For the last nine years, Frank Harris backslapped his way through opening day of the Maryland General Assembly, never far from the elbow of the man he called "Boss," Gov. Marvin Mandel.

When Mandel was suspended from office last fall after his sentencing on political corruption charges, it was no surprise that Harris, his confidante and lobbyist, soon would depart.

Today, when Maryland's lawmakers return to work, Harris will be pulling different kinds of levers. At the age of 57, he has returned to the job of his youth, operating a locomotive.

"I probably could've had a job in government," he said aboard his train this week. "But I didn't want to be a paper-shuffling bureaucrat. Here, you're your own guy. Nobody breathes down your neck."

Every three days, Harris climbs into the locomotive of amtrak's "Colonial" passenger train, releases the brake, throws the throttle and begins a four-hour journey from Washington to New York.

When he approaches the old railroad depot in his Cecil County, Md., home town of Perryville, he sounds the whistle twice for the benefit of his wife, who works in a bank below the tracks.

It is a long way from the mahogany-paneled lobbies of the Statehouse in Annapolis where Harris spent the last 19 years as a member of the House of Delegates, clerk of the House an Mandel lobbyist.

Starting in 1969, he helped Mandel work his will on the legislature, gaining the reputation of a persuasive bargainer who often cajoled lawmakers with offer of racetrack passes and promises of political favors.

"We knew what turned people on," he said of Mandel's team of lobbyists, known as the Roadrunners. "Everybody, had a different power switch. If they helped us, we'd tell'em they could count on us.

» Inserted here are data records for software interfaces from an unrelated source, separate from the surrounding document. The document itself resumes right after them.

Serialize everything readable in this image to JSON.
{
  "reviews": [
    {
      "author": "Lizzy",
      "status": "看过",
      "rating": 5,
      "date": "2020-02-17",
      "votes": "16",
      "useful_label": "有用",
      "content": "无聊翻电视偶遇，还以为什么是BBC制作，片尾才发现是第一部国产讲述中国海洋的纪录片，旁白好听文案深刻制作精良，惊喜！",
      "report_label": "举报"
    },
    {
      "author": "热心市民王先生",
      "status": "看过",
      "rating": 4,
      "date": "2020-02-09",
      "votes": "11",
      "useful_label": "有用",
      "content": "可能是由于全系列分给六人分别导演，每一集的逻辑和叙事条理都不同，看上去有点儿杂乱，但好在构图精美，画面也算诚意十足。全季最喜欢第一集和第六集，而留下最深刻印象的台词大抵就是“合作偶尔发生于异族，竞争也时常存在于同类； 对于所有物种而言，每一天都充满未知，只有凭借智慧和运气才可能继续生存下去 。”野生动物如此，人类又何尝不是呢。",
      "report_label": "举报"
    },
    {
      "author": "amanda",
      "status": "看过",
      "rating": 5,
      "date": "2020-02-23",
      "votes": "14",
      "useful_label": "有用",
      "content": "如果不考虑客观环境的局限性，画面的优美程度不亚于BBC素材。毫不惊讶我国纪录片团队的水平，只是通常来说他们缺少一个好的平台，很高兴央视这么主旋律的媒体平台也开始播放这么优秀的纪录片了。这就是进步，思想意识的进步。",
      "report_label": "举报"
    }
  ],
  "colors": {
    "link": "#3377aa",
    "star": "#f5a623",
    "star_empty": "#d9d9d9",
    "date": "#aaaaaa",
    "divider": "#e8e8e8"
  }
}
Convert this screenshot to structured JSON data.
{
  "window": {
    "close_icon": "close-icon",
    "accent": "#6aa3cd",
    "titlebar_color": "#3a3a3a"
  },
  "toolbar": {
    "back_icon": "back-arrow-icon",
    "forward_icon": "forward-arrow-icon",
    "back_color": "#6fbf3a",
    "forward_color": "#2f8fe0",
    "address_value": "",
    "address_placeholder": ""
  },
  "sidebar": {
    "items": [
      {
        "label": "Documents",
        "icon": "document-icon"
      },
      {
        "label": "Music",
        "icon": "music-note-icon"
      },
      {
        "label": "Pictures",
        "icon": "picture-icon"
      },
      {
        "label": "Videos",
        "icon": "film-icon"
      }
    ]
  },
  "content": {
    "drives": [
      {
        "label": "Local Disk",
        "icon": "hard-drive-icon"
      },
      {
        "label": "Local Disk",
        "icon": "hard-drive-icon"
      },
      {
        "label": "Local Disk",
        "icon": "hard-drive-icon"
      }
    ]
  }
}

"Mostly it was just carrying the message," he recalled. "Just telling em what we were for and giaring at 'em from the visitors' gallery during votes. They knew what we had to offer."

The Mandel lobbying team has been disbanded. Acting Gov. Blair Lee III found new government jobs for Ronald Schreiber and Michael Silver. Maurice Wyatt, a skilled political strategist, remains on Lee's staff.

Only Harris was cast out of government. Lee unceremoniously fired him in September, partly because Harris billed the state for a $130 dinner he had with friends at a convention in Ocean City.

Harris also had come under criticism for helping various private interests obtain favorabel treatment from the state -- a practice known as "free-lancing" --and then defending his actions as part of the job of "an old-line ward-heeling politician."

After rejecting offers to be a lobbyist for various business interests, Harris said, he decided to return to the railroad where he began his work life as a laborer when he was 18.

"I was railroader by necessity and a politician by desire," said Harris, a burly man who speaks in countrified slang.

Joining the railroad was an easy decision for the young Harris, the son of a dairy farmer, whose uncles were engineers and passenger conductors on the old Pennsylvania Railroad when Perryville was a depot.

After a short apprenticeship laying railroad ties. Harris was promoted to fireman and shoveled coal to stoke the engines of steam locomotives. He became an enineer at age 24.

Harris continued to work as an engineer during his years as a legislator, when he was known as "Choo Choo," and took an indefinite leave of absence from the railroad after Mandel offered him a place in his administration.

Even in those purely political years, Harris cast himself in the image of a railroader, always wearing his great-uncle's silver Elgin railroad watch and occasionally sporting a red bandanna. While accompanying Mandel on a Metroliner trip to a New York bond, sale, Harris took over controls, of the locomotive for part of the trip.

"Frank was a real railroad freak," recalls Mandel's former chief of staff, Frank A. Defilippo. "Trains are like politics. They got you from here to there."

As his old legislative cronies begin another grueling 90-day session in Annapolis, Harris sits before a black metal control panel, retelling old statehouse stories and plotting his political return.

A run for the State Senate is possible, he said, raising his voice above the sound of a train whistle, or a stab at Cecil County politics. Without doubt, he adds, he will be helping a candidate in the gubernatorial contest.

Meanwhile, Harris is enjoying his return to railroading, a job he says pays while providing him independence and a certain importance.

"Sure I'll miss it (the legislature)," he said. "Being on the top is great. But I'm at the top here too. I'm in charge."